## PROBLEM DETAILS
Among the entries below, find every line that contains the string "title", then copy it.

-------------------------

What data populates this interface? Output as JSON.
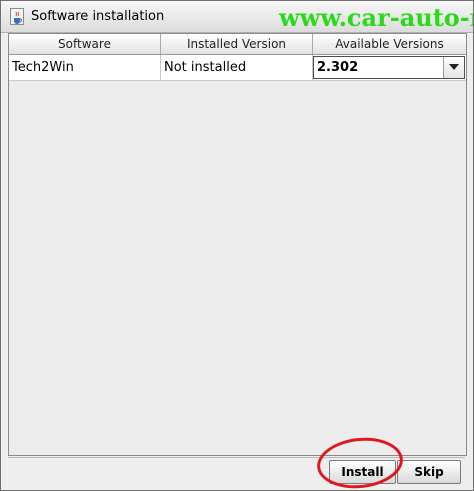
{
  "window": {
    "title": "Software installation",
    "icon": "java-coffee-cup-icon"
  },
  "watermark": "www.car-auto-repair.c",
  "table": {
    "columns": [
      "Software",
      "Installed Version",
      "Available Versions"
    ],
    "rows": [
      {
        "software": "Tech2Win",
        "installed_version": "Not installed",
        "available_version": "2.302"
      }
    ]
  },
  "buttons": {
    "install": "Install",
    "skip": "Skip"
  },
  "colors": {
    "watermark": "#2bd91a",
    "highlight_circle": "#e1171e"
  }
}
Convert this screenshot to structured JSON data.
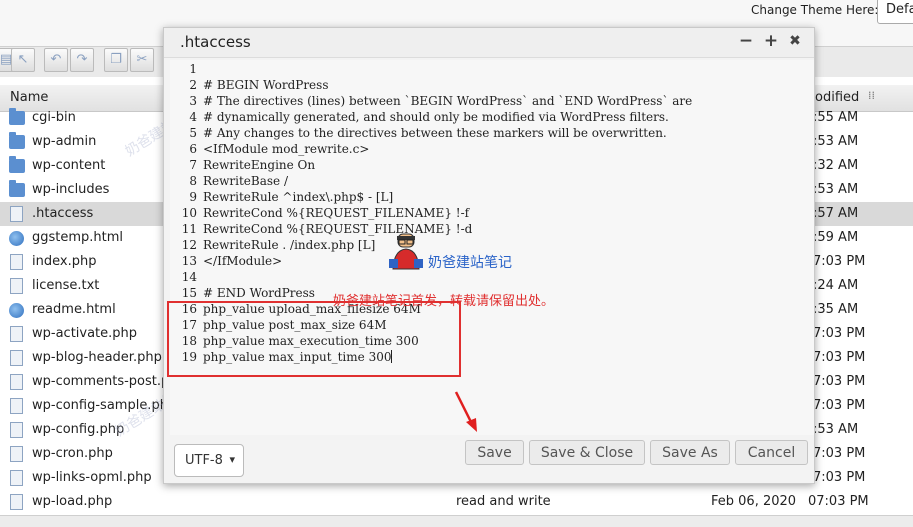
{
  "topbar": {
    "theme_label": "Change Theme Here:",
    "theme_value": "Defa"
  },
  "columns": {
    "name": "Name",
    "modified": "odified"
  },
  "files": [
    {
      "name": "cgi-bin",
      "type": "folder",
      "perm": "",
      "date": "",
      "time": ":55 AM"
    },
    {
      "name": "wp-admin",
      "type": "folder",
      "perm": "",
      "date": "",
      "time": ":53 AM"
    },
    {
      "name": "wp-content",
      "type": "folder",
      "perm": "",
      "date": "",
      "time": ":32 AM"
    },
    {
      "name": "wp-includes",
      "type": "folder",
      "perm": "",
      "date": "",
      "time": ":53 AM"
    },
    {
      "name": ".htaccess",
      "type": "file",
      "perm": "",
      "date": "",
      "time": ":57 AM",
      "selected": true
    },
    {
      "name": "ggstemp.html",
      "type": "globe",
      "perm": "",
      "date": "",
      "time": ":59 AM"
    },
    {
      "name": "index.php",
      "type": "file",
      "perm": "",
      "date": "",
      "time": "7:03 PM"
    },
    {
      "name": "license.txt",
      "type": "file",
      "perm": "",
      "date": "",
      "time": ":24 AM"
    },
    {
      "name": "readme.html",
      "type": "globe",
      "perm": "",
      "date": "",
      "time": ":35 AM"
    },
    {
      "name": "wp-activate.php",
      "type": "file",
      "perm": "",
      "date": "",
      "time": "7:03 PM"
    },
    {
      "name": "wp-blog-header.php",
      "type": "file",
      "perm": "",
      "date": "",
      "time": "7:03 PM"
    },
    {
      "name": "wp-comments-post.p",
      "type": "file",
      "perm": "",
      "date": "",
      "time": "7:03 PM"
    },
    {
      "name": "wp-config-sample.ph",
      "type": "file",
      "perm": "",
      "date": "",
      "time": "7:03 PM"
    },
    {
      "name": "wp-config.php",
      "type": "file",
      "perm": "",
      "date": "",
      "time": ":53 AM"
    },
    {
      "name": "wp-cron.php",
      "type": "file",
      "perm": "",
      "date": "",
      "time": "7:03 PM"
    },
    {
      "name": "wp-links-opml.php",
      "type": "file",
      "perm": "",
      "date": "",
      "time": "7:03 PM"
    },
    {
      "name": "wp-load.php",
      "type": "file",
      "perm": "read and write",
      "date": "Feb 06, 2020",
      "time": "07:03 PM"
    }
  ],
  "dialog": {
    "title": ".htaccess",
    "controls": {
      "minimize": "−",
      "maximize": "+",
      "close": "✖"
    },
    "lines": [
      {
        "n": "1",
        "text": ""
      },
      {
        "n": "2",
        "text": "# BEGIN WordPress"
      },
      {
        "n": "3",
        "text": "# The directives (lines) between `BEGIN WordPress` and `END WordPress` are"
      },
      {
        "n": "4",
        "text": "# dynamically generated, and should only be modified via WordPress filters."
      },
      {
        "n": "5",
        "text": "# Any changes to the directives between these markers will be overwritten."
      },
      {
        "n": "6",
        "text": "<IfModule mod_rewrite.c>"
      },
      {
        "n": "7",
        "text": "RewriteEngine On"
      },
      {
        "n": "8",
        "text": "RewriteBase /"
      },
      {
        "n": "9",
        "text": "RewriteRule ^index\\.php$ - [L]"
      },
      {
        "n": "10",
        "text": "RewriteCond %{REQUEST_FILENAME} !-f"
      },
      {
        "n": "11",
        "text": "RewriteCond %{REQUEST_FILENAME} !-d"
      },
      {
        "n": "12",
        "text": "RewriteRule . /index.php [L]"
      },
      {
        "n": "13",
        "text": "</IfModule>"
      },
      {
        "n": "14",
        "text": ""
      },
      {
        "n": "15",
        "text": "# END WordPress"
      },
      {
        "n": "16",
        "text": "php_value upload_max_filesize 64M"
      },
      {
        "n": "17",
        "text": "php_value post_max_size 64M"
      },
      {
        "n": "18",
        "text": "php_value max_execution_time 300"
      },
      {
        "n": "19",
        "text": "php_value max_input_time 300"
      }
    ],
    "encoding": "UTF-8",
    "buttons": {
      "save": "Save",
      "save_close": "Save & Close",
      "save_as": "Save As",
      "cancel": "Cancel"
    }
  },
  "watermark": {
    "brand": "奶爸建站笔记",
    "notice": "奶爸建站笔记首发，转载请保留出处。"
  },
  "colors": {
    "highlight_box": "#e03030",
    "brand_blue": "#2a63c8",
    "folder": "#5b8fd0"
  }
}
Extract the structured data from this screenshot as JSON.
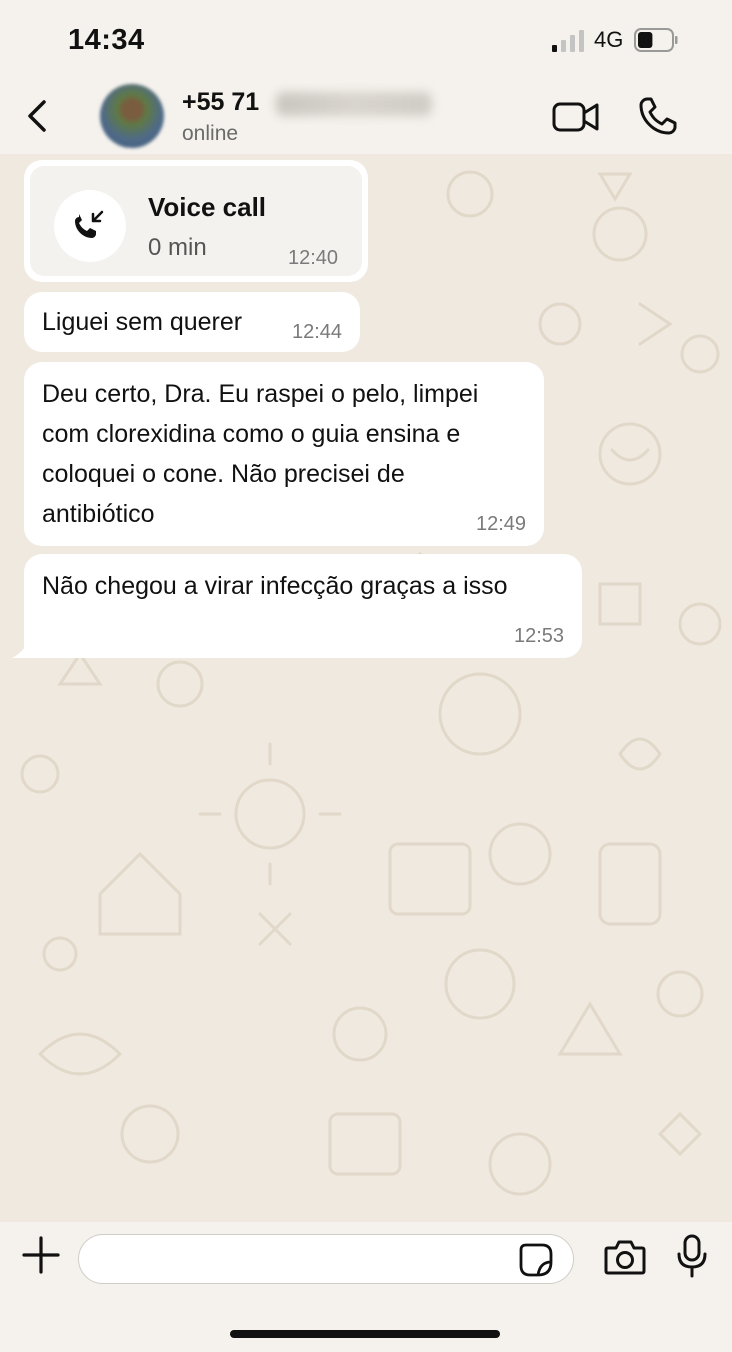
{
  "status_bar": {
    "time": "14:34",
    "network": "4G",
    "signal_icon": "signal-bars-icon",
    "battery_icon": "battery-icon",
    "battery_level": 0.45
  },
  "header": {
    "back_icon": "chevron-left-icon",
    "contact_name": "+55 71",
    "contact_status": "online",
    "video_icon": "video-camera-icon",
    "phone_icon": "phone-icon"
  },
  "messages": [
    {
      "type": "call",
      "title": "Voice call",
      "duration": "0 min",
      "time": "12:40",
      "icon": "incoming-call-icon"
    },
    {
      "type": "text",
      "text": "Liguei sem querer",
      "time": "12:44"
    },
    {
      "type": "text",
      "text": "Deu certo, Dra. Eu raspei o pelo, limpei\ncom clorexidina como o guia ensina e\ncoloquei o cone. Não precisei de\nantibiótico",
      "time": "12:49"
    },
    {
      "type": "text",
      "text": "Não chegou a virar infecção graças a isso",
      "time": "12:53"
    }
  ],
  "composer": {
    "plus_icon": "plus-icon",
    "input_value": "",
    "sticker_icon": "sticker-icon",
    "camera_icon": "camera-icon",
    "mic_icon": "microphone-icon"
  },
  "colors": {
    "background": "#f5f2ed",
    "chat_wallpaper": "#efe9df",
    "bubble": "#ffffff",
    "timestamp": "#7a7a7a"
  }
}
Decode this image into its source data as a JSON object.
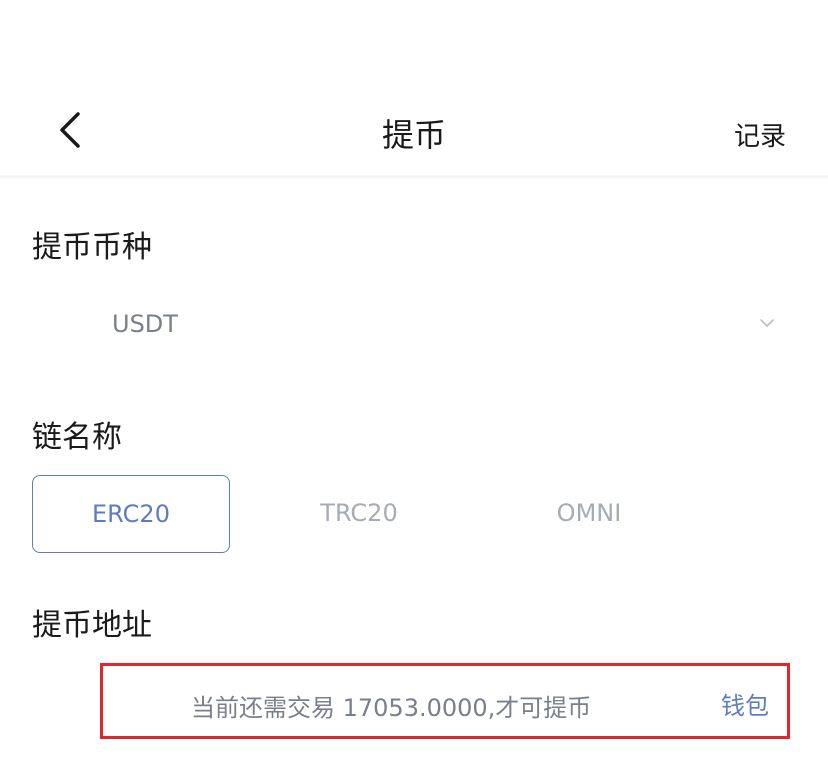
{
  "header": {
    "title": "提币",
    "record_label": "记录",
    "back_icon": "chevron-left-icon"
  },
  "coin_section": {
    "label": "提币币种",
    "selected": "USDT",
    "dropdown_icon": "chevron-down-icon"
  },
  "chain_section": {
    "label": "链名称",
    "options": [
      {
        "label": "ERC20",
        "active": true
      },
      {
        "label": "TRC20",
        "active": false
      },
      {
        "label": "OMNI",
        "active": false
      }
    ]
  },
  "address_section": {
    "label": "提币地址",
    "placeholder": "",
    "toast": "当前还需交易 17053.0000,才可提币",
    "wallet_label": "钱包"
  },
  "colors": {
    "accent": "#5f7cc0",
    "highlight_border": "#e3262d",
    "muted_text": "#7a7f8c"
  }
}
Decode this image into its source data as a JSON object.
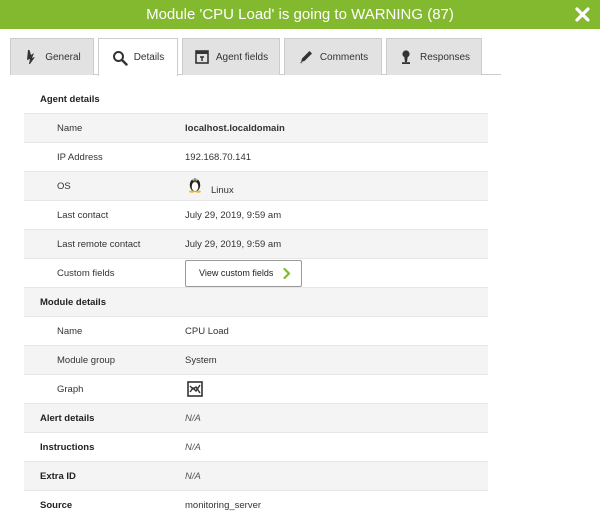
{
  "window": {
    "title": "Module 'CPU Load' is going to WARNING (87)",
    "close_icon": "close-icon"
  },
  "tabs": [
    {
      "label": "General",
      "icon": "flag-icon"
    },
    {
      "label": "Details",
      "icon": "magnifier-icon",
      "active": true
    },
    {
      "label": "Agent fields",
      "icon": "form-icon"
    },
    {
      "label": "Comments",
      "icon": "pencil-icon"
    },
    {
      "label": "Responses",
      "icon": "person-icon"
    }
  ],
  "agent_details": {
    "heading": "Agent details",
    "name_label": "Name",
    "name_value": "localhost.localdomain",
    "ip_label": "IP Address",
    "ip_value": "192.168.70.141",
    "os_label": "OS",
    "os_value": "Linux",
    "os_icon": "tux-icon",
    "last_contact_label": "Last contact",
    "last_contact_value": "July 29, 2019, 9:59 am",
    "last_remote_label": "Last remote contact",
    "last_remote_value": "July 29, 2019, 9:59 am",
    "custom_fields_label": "Custom fields",
    "custom_fields_button": "View custom fields"
  },
  "module_details": {
    "heading": "Module details",
    "name_label": "Name",
    "name_value": "CPU Load",
    "group_label": "Module group",
    "group_value": "System",
    "graph_label": "Graph",
    "graph_icon": "chart-icon"
  },
  "alert_details": {
    "label": "Alert details",
    "value": "N/A"
  },
  "instructions": {
    "label": "Instructions",
    "value": "N/A"
  },
  "extra_id": {
    "label": "Extra ID",
    "value": "N/A"
  },
  "source": {
    "label": "Source",
    "value": "monitoring_server"
  },
  "colors": {
    "accent": "#82b92e",
    "chevron": "#82b92e"
  }
}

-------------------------

## COMPLETED EXERCISE
    "title": "Software installation",
    "title": ".htaccess",
      "title": "Voice call",
    "title": "提币",
    "title": "Module 'CPU Load' is going to WARNING (87)",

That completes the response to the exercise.